BEGIN
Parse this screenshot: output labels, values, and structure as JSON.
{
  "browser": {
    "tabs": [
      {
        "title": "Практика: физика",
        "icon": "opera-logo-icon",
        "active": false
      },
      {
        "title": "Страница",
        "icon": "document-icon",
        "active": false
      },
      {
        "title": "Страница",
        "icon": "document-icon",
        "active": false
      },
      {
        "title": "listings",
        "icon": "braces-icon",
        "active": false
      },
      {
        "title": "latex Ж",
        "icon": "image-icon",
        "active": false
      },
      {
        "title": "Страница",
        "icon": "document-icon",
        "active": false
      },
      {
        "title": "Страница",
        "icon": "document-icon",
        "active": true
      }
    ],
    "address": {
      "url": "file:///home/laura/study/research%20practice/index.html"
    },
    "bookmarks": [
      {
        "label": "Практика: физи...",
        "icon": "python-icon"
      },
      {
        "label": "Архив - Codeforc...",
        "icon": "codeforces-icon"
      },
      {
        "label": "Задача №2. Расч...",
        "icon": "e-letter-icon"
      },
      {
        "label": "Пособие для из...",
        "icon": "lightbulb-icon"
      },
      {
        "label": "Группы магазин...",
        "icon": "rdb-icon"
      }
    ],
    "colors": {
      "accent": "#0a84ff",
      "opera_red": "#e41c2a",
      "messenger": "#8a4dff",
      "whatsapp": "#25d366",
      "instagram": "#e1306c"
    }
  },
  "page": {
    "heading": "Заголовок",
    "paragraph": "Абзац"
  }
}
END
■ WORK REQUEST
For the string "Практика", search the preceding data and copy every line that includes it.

■ FINISHED TASK
        "title": "Практика: физика",
        "label": "Практика: физи...",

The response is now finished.